Walking is both the expression of freedom and an embrace of space. An automobile driver is imprisoned in a mobile metal box. Amos Hawley, a professor of sociology at the University of Michigan said in 1962, “If it is true that life is lived largely on foot, that the deep and enriching experiences are had only in lingering associations…the decline in time spent as a pedestrian, while the…time spent in vehicular movement steadily mounts, may suggest an increasing casualness and irresponsibility in urban life.” A person in a vehicle is moved from place to place. A person walking moves from place to place with a maximum of free choice.
Bernard Rudofsky, who enjoyed a particularly deep awareness of city form, observed, “Above all is the humaneness of this architecture that should bring forth some response in us… Photographs can only hint at the actual experience of traversing passages through complicated spaces that play on all senses: sheafs of light-piercing darkness; waves of coolness and warmth; the echo of one’s own footsteps; the odor of sunbaked stones. The sum of these impressions adds up to an aesthetic adventure that, modest though it is, we are usually denied.”
The streets of Paris, which reflect a 1,000-year history and the passage of millions of footfalls, are largely spared the relentless walls of steel which have characterized Manhattan streets since the onset of automobile curbside parking in the 1930s. In Paris, the walls of stone buildings bond with stone pavement visible from both sides of the street. Thus, one has a clear definition of place.
In Manhattan, we have begun to open our historical living City to sensory experience. Spaces have been retaken from parked and moving cars and made available to those of us on foot and relaxing on seats at tables in landscaped surroundings. There, we can relax, read, converse, eat, drink, or simply snooze in the noonday sun. One of our longtime neighbors, former New York State Senator Whitney (Mike) North Seymour, Jr., once headed the New York Park Association, which lobbied successfully to legalize outdoor cafes to add to street life. Pop-up cafes and gardens have further enlivened streets at a human scale. We should continue reshaping our City to benefit those of us on foot.
Cardinal François Marty, Archbishop of Paris, preaching from Notre Dame in 1976 intoned, “The city requires a change in the rhythm of its life with more place for silence.”
This was echoed by An Observer in the City who stated, “I have a fantasy. One Spring Sunday, after due warning, the Mayor will declare a day of peace in the city without traffic…The joy of walking in a city will be discovered by hundreds of thousands [who] will discover the beauties of their own neighborhoods.

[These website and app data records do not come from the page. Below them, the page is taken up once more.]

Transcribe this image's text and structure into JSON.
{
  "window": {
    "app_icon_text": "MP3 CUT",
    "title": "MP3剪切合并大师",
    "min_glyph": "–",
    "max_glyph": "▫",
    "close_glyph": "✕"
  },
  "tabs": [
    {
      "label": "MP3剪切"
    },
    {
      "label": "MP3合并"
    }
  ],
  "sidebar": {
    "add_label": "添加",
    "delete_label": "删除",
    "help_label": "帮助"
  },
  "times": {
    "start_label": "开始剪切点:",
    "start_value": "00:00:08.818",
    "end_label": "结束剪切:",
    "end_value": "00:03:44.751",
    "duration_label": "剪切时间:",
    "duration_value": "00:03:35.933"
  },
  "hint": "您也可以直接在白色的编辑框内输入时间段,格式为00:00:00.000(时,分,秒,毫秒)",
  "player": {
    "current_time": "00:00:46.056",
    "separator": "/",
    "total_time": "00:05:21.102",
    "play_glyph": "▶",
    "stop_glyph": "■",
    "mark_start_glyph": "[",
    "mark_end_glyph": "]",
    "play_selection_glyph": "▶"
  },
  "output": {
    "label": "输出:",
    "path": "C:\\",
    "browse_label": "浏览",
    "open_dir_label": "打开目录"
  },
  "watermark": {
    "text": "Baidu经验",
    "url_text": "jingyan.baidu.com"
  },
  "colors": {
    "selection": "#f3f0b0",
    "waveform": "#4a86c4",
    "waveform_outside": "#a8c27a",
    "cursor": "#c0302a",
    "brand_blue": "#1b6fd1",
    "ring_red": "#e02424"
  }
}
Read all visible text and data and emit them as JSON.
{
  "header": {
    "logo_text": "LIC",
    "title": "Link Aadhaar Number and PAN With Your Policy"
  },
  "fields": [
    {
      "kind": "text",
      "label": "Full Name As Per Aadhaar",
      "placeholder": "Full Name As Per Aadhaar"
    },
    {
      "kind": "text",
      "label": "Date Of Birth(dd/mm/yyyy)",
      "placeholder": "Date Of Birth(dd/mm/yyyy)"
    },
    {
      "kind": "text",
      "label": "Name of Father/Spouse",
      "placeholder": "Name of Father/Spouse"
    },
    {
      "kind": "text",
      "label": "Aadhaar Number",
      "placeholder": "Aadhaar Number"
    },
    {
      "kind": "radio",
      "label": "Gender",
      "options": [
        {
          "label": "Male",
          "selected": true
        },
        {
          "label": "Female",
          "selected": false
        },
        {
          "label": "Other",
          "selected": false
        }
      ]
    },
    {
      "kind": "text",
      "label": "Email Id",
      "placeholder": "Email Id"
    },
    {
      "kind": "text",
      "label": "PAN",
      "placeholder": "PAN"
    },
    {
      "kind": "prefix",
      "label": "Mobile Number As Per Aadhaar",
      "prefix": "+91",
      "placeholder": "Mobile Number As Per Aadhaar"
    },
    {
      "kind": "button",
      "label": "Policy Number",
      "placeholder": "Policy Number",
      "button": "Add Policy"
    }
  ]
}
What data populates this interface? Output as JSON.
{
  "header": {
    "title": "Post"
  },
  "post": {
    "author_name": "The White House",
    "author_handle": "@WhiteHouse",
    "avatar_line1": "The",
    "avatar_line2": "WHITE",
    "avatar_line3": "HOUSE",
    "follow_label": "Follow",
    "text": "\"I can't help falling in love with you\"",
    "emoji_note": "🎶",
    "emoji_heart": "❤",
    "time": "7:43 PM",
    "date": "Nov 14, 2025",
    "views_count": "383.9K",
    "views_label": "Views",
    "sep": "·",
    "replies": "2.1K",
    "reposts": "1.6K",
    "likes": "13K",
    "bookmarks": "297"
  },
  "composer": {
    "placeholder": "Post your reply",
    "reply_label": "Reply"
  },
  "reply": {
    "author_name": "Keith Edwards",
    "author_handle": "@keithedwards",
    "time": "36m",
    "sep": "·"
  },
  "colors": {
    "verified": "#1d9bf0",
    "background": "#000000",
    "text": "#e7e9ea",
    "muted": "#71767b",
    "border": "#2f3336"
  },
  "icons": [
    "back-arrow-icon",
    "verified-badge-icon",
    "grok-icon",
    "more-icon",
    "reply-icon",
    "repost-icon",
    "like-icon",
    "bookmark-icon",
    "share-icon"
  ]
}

They will come onto the intimate contact with history walking great distances through the city; and it will be incredibly peaceful. Forgotten sounds will be heard: a ship in the harbor, gulls, a purple finch, wind in the trees, children’s voices, human conversations, and street music. The smell of flowering shrubs or cut grass will be freed from the blanket of pollution. Walking will be a simple matter for the very young as well as the old and infirm. Bicycles will appear everywhere…It will be a calm day of simple pleasure and direct experience with immediate surroundings.” (That “Observer” may have been an anonymous New Yorker columnist in the 1960s.)
We should keep these thoughts in mind as we help shape our City.